government further outraged Palestinians when it announced that it would build
1,000 new units in the settlement Har Homa, which Israel plans to keep as part
of its Jerusalem (even though Israel's attorney general says it's
illegal). When Condoleezza Rice said, "This doesn't help to build confidence,"
it was quite an understatement.
Olmert knows one more thing: Right-wing politicians recently
forced through a law that says fully two-thirds of the Israeli parliament
must approve any changes in the boundaries of Jerusalem. So he can safely sound
conciliatory, knowing that the concession he hints at will probably never come
Negotiating a Two-State Solution
The limited independence the Israelis will probably
offer now might have been widely welcomed in Palestine and paved the way to
real peace – if the Israelis had offered it back in 2000 when Bill Clinton
tried to broker a final peace. But just as the talks came near to the point
of agreement, then-Prime Minister Ehud Barak backed out. He was overtaken by
fear – not of the Palestinians, but of his political opponents on the right,
who were busy scaring Israelis into seeing an independent Palestine as Nazi
Seven years of war and occupation have passed since then, terribly lean years
for the Palestinian people. Fewer of them are now willing to accept a two-state
solution at all. The movement for a single,
secular, binational state – the ultimate terror for most Israeli Jews –
has now taken deep roots and gained widespread support among Palestinians and
A two-state solution might still win over the Palestinian public, if it requires
Israel to remove all but a few of the settlements, gives Palestine full control
over all of the West Bank and Gaza including all of Arab Jerusalem, and offers
real independence, including a genuine army and full control over water. And
it would have to be ruled by the government the people elected, including the
full complement of elected Hamas officials.
But the fears of Israeli Jews are powerful enough to insure that no Israeli
government that agrees to such a deal can survive. That is Bush's Israel
Why is it also our problem? Listen to Karen Hughes, Bush's close friend
and former undersecretary of state for public diplomacy. After two years trying
to understand how to improve America's image in the Muslim world, Hughes
that "the Iraq war was usually the second issue that Muslims and Arabs
raised with her, after the long-standing conflict between Israel and the Palestinians.
Hughes said she advised Bush and Rice two years ago that U.S. help in ending
the six-decade old fight over Israel would probably do more than anything else
to improve the U.S. standing worldwide."
Restoring U.S. Reputation
If indeed anger in the Muslim world poses a threat
to our national security, nothing will make us more secure than helping to bring
peace between Israel and Palestine. That will require a just peace, creating

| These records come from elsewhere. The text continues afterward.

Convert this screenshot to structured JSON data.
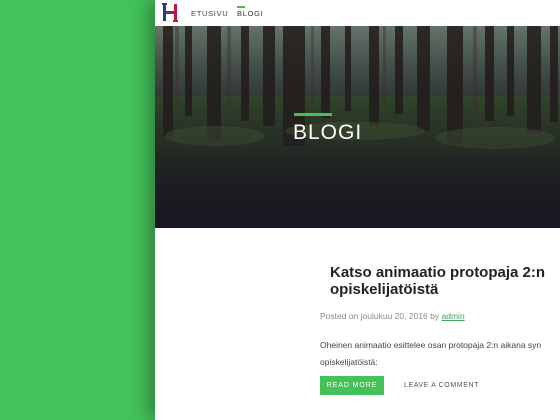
{
  "nav": {
    "logo_icon": "h-logo-icon",
    "items": [
      {
        "label": "ETUSIVU",
        "active": false
      },
      {
        "label": "BLOGI",
        "active": true
      }
    ]
  },
  "hero": {
    "title": "BLOGI",
    "background": "forest-image"
  },
  "post": {
    "title": "Katso animaatio protopaja 2:n opiskelijatöistä",
    "meta_prefix": "Posted on",
    "date": "joulukuu 20, 2016",
    "meta_by": "by",
    "author": "admin",
    "excerpt_line1": "Oheinen animaatio esittelee osan protopaja 2:n aikana syn",
    "excerpt_line2": "opiskelijatöistä:",
    "read_more_label": "READ MORE",
    "leave_comment_label": "LEAVE A COMMENT"
  },
  "colors": {
    "accent": "#43c25a",
    "background_left": "#43c25a",
    "hero_dark": "#1b1a22"
  }
}
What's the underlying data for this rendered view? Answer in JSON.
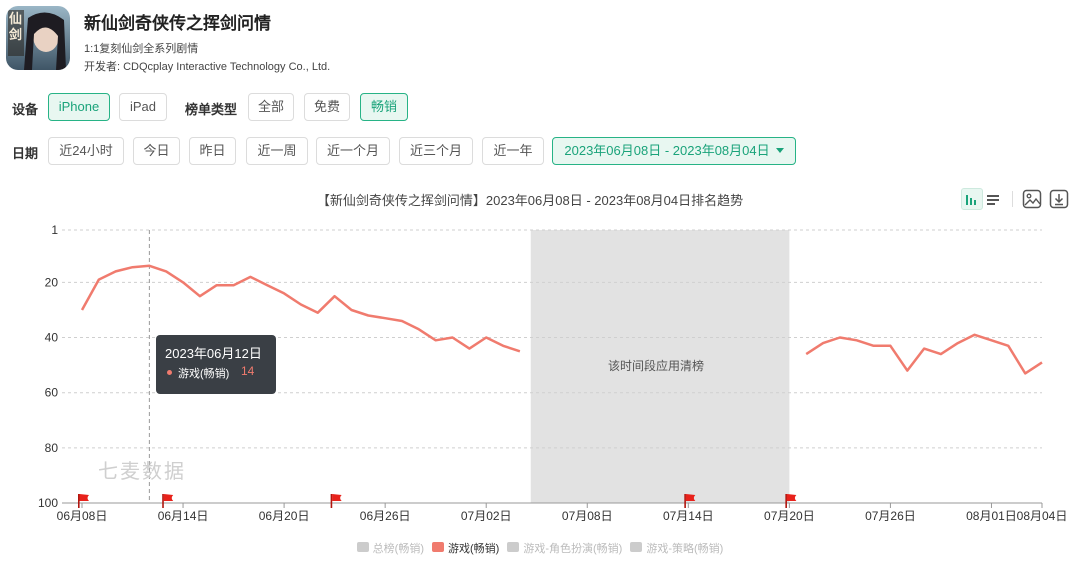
{
  "app": {
    "title": "新仙剑奇侠传之挥剑问情",
    "subtitle": "1:1复刻仙剑全系列剧情",
    "developer": "开发者: CDQcplay Interactive Technology Co., Ltd.",
    "icon_text": "仙剑"
  },
  "filters": {
    "device_label": "设备",
    "devices": [
      "iPhone",
      "iPad"
    ],
    "device_active": "iPhone",
    "list_type_label": "榜单类型",
    "list_types": [
      "全部",
      "免费",
      "畅销"
    ],
    "list_type_active": "畅销",
    "date_label": "日期",
    "date_options": [
      "近24小时",
      "今日",
      "昨日",
      "近一周",
      "近一个月",
      "近三个月",
      "近一年"
    ],
    "date_range": "2023年06月08日 - 2023年08月04日"
  },
  "chart_title": "【新仙剑奇侠传之挥剑问情】2023年06月08日 - 2023年08月04日排名趋势",
  "tooltip": {
    "date": "2023年06月12日",
    "series": "游戏(畅销)",
    "value": "14"
  },
  "watermark": "七麦数据",
  "grey_note": "该时间段应用清榜",
  "icons": [
    "bar-chart-icon",
    "list-icon",
    "image-download-icon",
    "download-icon",
    "red-flag-icon"
  ],
  "colors": {
    "accent": "#1aa37a",
    "series": "#f07b6e",
    "flag": "#e8221b",
    "cleared_band": "#e2e2e2",
    "legend_inactive": "#cccccc"
  },
  "chart_data": {
    "type": "line",
    "title": "【新仙剑奇侠传之挥剑问情】2023年06月08日 - 2023年08月04日排名趋势",
    "x_start": "2023-06-08",
    "x_end": "2023-08-04",
    "x_ticks": [
      "06月08日",
      "06月14日",
      "06月20日",
      "06月26日",
      "07月02日",
      "07月08日",
      "07月14日",
      "07月20日",
      "07月26日",
      "08月01日",
      "08月04日"
    ],
    "y_ticks": [
      "1",
      "20",
      "40",
      "60",
      "80",
      "100"
    ],
    "ylim": [
      1,
      100
    ],
    "y_inverted": true,
    "grid": true,
    "legend_position": "bottom",
    "series": [
      {
        "name": "游戏(畅销)",
        "color": "#f07b6e",
        "points": [
          [
            "2023-06-08",
            30
          ],
          [
            "2023-06-09",
            19
          ],
          [
            "2023-06-10",
            16
          ],
          [
            "2023-06-11",
            14.5
          ],
          [
            "2023-06-12",
            14
          ],
          [
            "2023-06-13",
            16
          ],
          [
            "2023-06-14",
            20
          ],
          [
            "2023-06-15",
            25
          ],
          [
            "2023-06-16",
            21
          ],
          [
            "2023-06-17",
            21
          ],
          [
            "2023-06-18",
            18
          ],
          [
            "2023-06-19",
            21
          ],
          [
            "2023-06-20",
            24
          ],
          [
            "2023-06-21",
            28
          ],
          [
            "2023-06-22",
            31
          ],
          [
            "2023-06-23",
            25
          ],
          [
            "2023-06-24",
            30
          ],
          [
            "2023-06-25",
            32
          ],
          [
            "2023-06-26",
            33
          ],
          [
            "2023-06-27",
            34
          ],
          [
            "2023-06-28",
            37
          ],
          [
            "2023-06-29",
            41
          ],
          [
            "2023-06-30",
            40
          ],
          [
            "2023-07-01",
            44
          ],
          [
            "2023-07-02",
            40
          ],
          [
            "2023-07-03",
            43
          ],
          [
            "2023-07-04",
            45
          ],
          [
            "2023-07-21",
            46
          ],
          [
            "2023-07-22",
            42
          ],
          [
            "2023-07-23",
            40
          ],
          [
            "2023-07-24",
            41
          ],
          [
            "2023-07-25",
            43
          ],
          [
            "2023-07-26",
            43
          ],
          [
            "2023-07-27",
            52
          ],
          [
            "2023-07-28",
            44
          ],
          [
            "2023-07-29",
            46
          ],
          [
            "2023-07-30",
            42
          ],
          [
            "2023-07-31",
            39
          ],
          [
            "2023-08-01",
            41
          ],
          [
            "2023-08-02",
            43
          ],
          [
            "2023-08-03",
            53
          ],
          [
            "2023-08-04",
            49
          ]
        ]
      }
    ],
    "cleared_range": [
      "2023-07-05",
      "2023-07-20"
    ],
    "cleared_label": "该时间段应用清榜",
    "flags": [
      "2023-06-08",
      "2023-06-13",
      "2023-06-23",
      "2023-07-14",
      "2023-07-20"
    ],
    "legend": [
      {
        "name": "总榜(畅销)",
        "active": false
      },
      {
        "name": "游戏(畅销)",
        "active": true
      },
      {
        "name": "游戏-角色扮演(畅销)",
        "active": false
      },
      {
        "name": "游戏-策略(畅销)",
        "active": false
      }
    ],
    "highlight": {
      "date": "2023-06-12",
      "value": 14
    }
  }
}
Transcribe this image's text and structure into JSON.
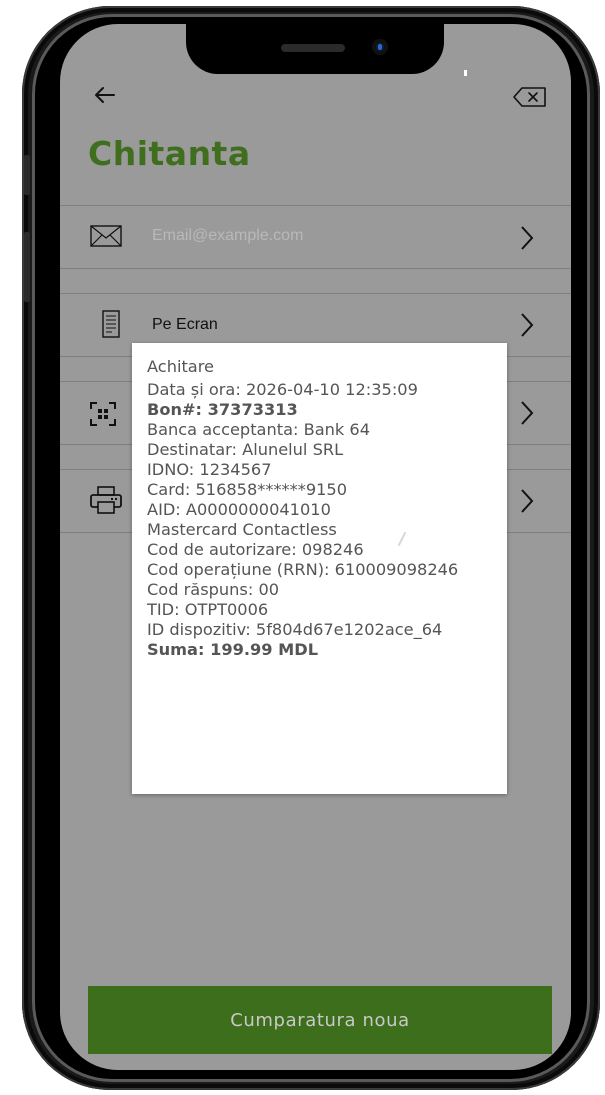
{
  "screen": {
    "title": "Chitanta",
    "options": [
      {
        "id": "email",
        "label": "Email@example.com",
        "icon": "envelope-icon"
      },
      {
        "id": "screen",
        "label": "Pe Ecran",
        "icon": "receipt-icon"
      },
      {
        "id": "qr",
        "label": "",
        "icon": "qr-scan-icon"
      },
      {
        "id": "print",
        "label": "",
        "icon": "printer-icon"
      }
    ],
    "new_purchase_label": "Cumparatura noua"
  },
  "receipt": {
    "lines": [
      "Achitare",
      "Data și ora: 2026-04-10 12:35:09",
      "Bon#: 37373313",
      "Banca acceptanta: Bank 64",
      "Destinatar: Alunelul SRL",
      "IDNO: 1234567",
      "Card: 516858******9150",
      "AID: A0000000041010",
      "Mastercard Contactless",
      "Cod de autorizare: 098246",
      "Cod operațiune (RRN): 610009098246",
      "Cod răspuns: 00",
      "TID: OTPT0006",
      "ID dispozitiv: 5f804d67e1202ace_64",
      "Suma: 199.99 MDL"
    ]
  },
  "colors": {
    "accent_green": "#3f6f1e",
    "button_green": "#3d6e1c",
    "dimmed_background": "#9a9a9a"
  }
}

a genuinely independent, genuinely viable Palestinian state. And that, in turn,
will require Jews overcoming their fears.
The good news is that there have always been Jews, in Israel and around the
world, who have escaped the grip of fear. Here in the United States many are
joining the proliferating Jewish peace groups. Though these groups are still
small, their numbers are growing
rapidly, and their impact can be great. As they grow, their voice will reach
the several million Jews who do not really believe the fear-driven alarms sounded
by right-wing Jewish institutional leaders. The fear that grips those several
million is the fear of speaking their conscience, despite the harsh criticism
they may endure.
The more Jews speak out now for a just peace, the more they will make their
view a legitimate option in the mainstream Jewish community. That is the key
to breaking through the widespread fear-induced silence. And that, in turn,
is the key to taking genuine steps toward peace for Israel and Palestine and
greater security for the United States.
Reprinted with permission from Foreign Policy